Dataset rows describing interfaces:
=== Begin Enclosure ===
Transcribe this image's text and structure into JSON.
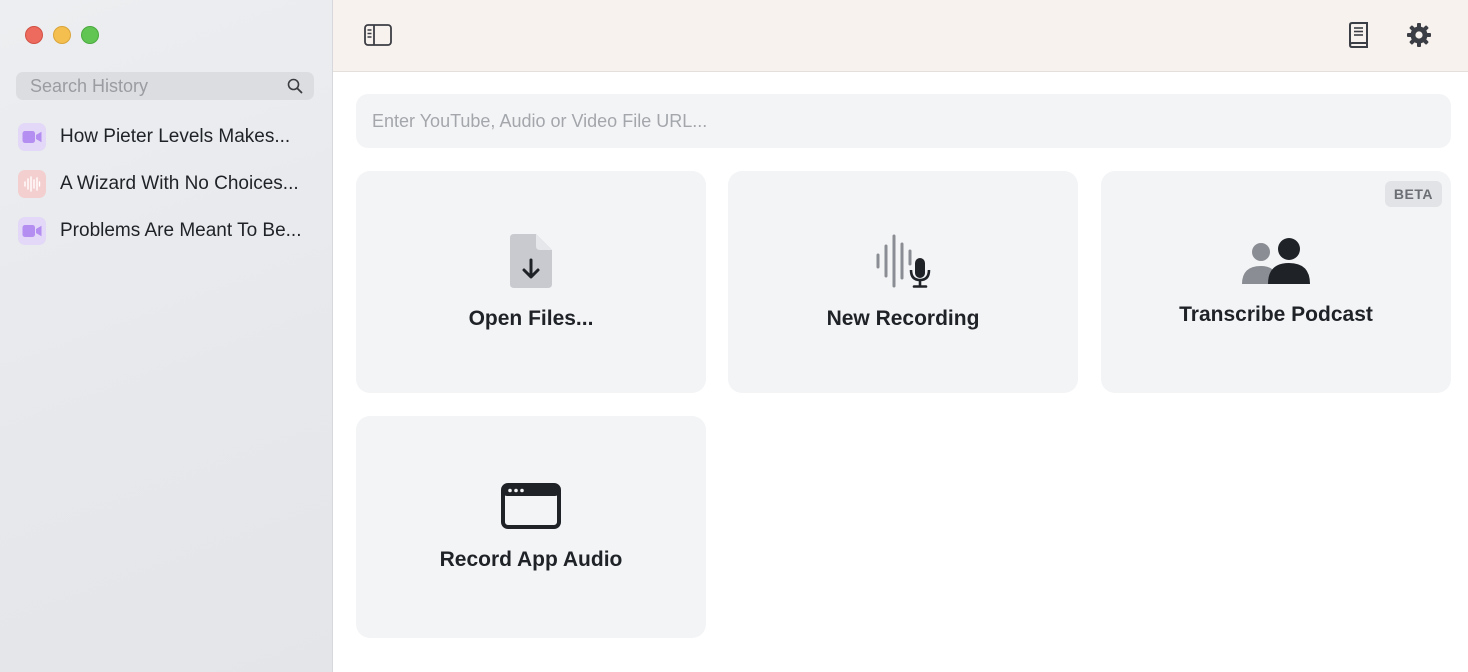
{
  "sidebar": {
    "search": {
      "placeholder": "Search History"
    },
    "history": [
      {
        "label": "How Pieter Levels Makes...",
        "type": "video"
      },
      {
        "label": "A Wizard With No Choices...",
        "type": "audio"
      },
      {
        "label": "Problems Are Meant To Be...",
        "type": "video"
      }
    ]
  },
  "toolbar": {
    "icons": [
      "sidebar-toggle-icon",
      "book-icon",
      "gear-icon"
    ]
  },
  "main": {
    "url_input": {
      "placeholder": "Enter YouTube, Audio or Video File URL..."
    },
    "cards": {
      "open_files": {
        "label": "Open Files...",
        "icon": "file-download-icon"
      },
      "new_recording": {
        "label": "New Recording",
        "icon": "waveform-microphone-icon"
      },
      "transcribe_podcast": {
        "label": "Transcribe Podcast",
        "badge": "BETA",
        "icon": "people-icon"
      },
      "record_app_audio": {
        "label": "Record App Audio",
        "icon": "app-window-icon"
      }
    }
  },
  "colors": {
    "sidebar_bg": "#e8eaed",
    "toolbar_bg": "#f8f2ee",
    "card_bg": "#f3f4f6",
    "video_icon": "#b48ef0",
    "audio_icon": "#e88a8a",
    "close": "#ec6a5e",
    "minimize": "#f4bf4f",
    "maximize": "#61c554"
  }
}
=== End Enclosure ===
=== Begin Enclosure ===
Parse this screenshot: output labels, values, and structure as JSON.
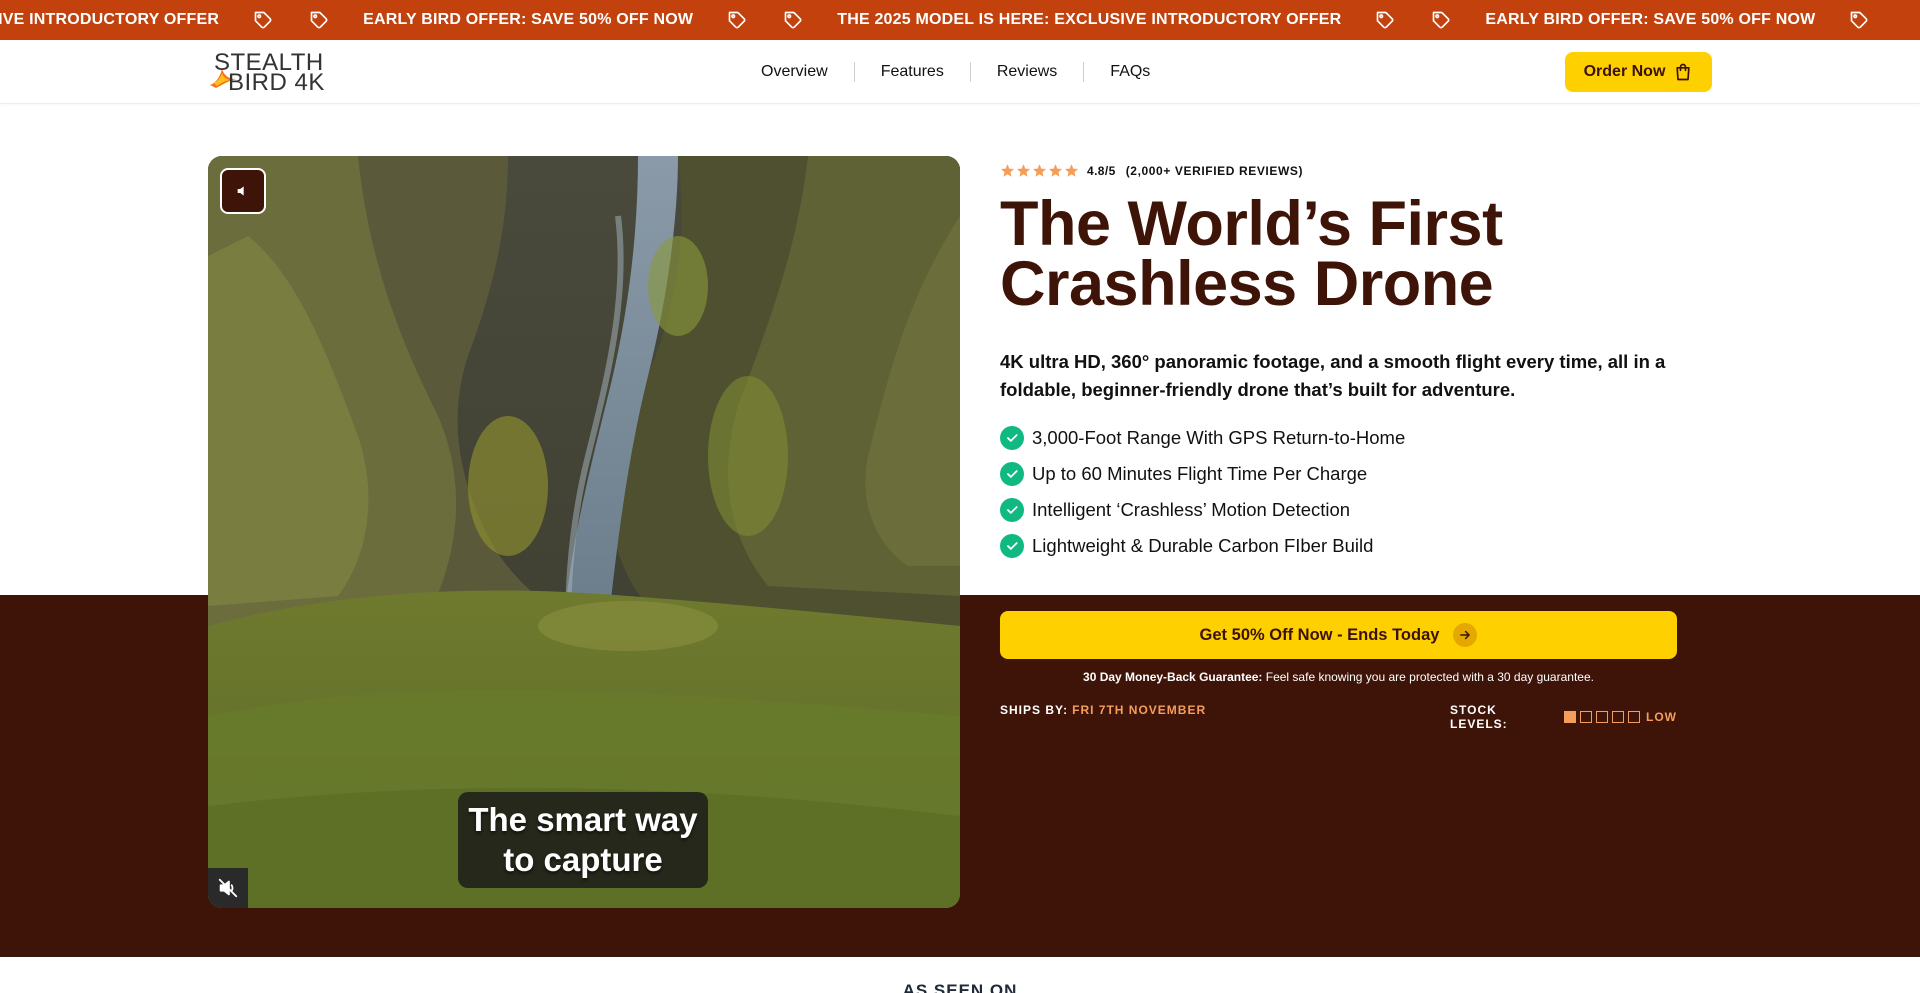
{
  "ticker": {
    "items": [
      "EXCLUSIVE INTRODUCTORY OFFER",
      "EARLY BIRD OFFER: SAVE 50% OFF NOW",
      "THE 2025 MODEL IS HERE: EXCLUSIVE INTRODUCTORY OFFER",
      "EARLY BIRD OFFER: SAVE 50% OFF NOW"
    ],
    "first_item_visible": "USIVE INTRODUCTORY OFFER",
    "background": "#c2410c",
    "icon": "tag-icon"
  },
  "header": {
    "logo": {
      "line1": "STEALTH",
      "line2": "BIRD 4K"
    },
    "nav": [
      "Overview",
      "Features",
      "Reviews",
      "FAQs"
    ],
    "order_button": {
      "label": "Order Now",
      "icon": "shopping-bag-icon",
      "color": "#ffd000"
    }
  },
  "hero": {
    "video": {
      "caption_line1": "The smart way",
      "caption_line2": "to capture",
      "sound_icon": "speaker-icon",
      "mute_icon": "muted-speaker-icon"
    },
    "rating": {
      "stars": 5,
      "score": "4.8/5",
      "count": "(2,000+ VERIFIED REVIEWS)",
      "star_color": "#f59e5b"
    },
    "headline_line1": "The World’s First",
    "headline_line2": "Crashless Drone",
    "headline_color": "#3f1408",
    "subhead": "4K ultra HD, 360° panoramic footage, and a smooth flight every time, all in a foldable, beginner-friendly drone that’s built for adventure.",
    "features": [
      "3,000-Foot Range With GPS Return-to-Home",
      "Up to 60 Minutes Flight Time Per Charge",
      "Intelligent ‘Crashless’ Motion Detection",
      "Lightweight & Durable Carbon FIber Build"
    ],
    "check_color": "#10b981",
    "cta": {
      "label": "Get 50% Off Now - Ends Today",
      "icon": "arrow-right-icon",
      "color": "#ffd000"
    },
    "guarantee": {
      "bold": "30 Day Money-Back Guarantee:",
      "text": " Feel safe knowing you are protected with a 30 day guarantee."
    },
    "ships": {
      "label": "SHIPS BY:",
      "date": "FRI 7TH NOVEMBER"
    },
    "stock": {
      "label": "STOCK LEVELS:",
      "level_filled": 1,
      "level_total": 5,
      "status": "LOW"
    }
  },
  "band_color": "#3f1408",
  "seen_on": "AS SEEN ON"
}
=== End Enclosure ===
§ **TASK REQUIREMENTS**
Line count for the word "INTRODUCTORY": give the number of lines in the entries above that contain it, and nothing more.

§ **TASK RESPONSE**
3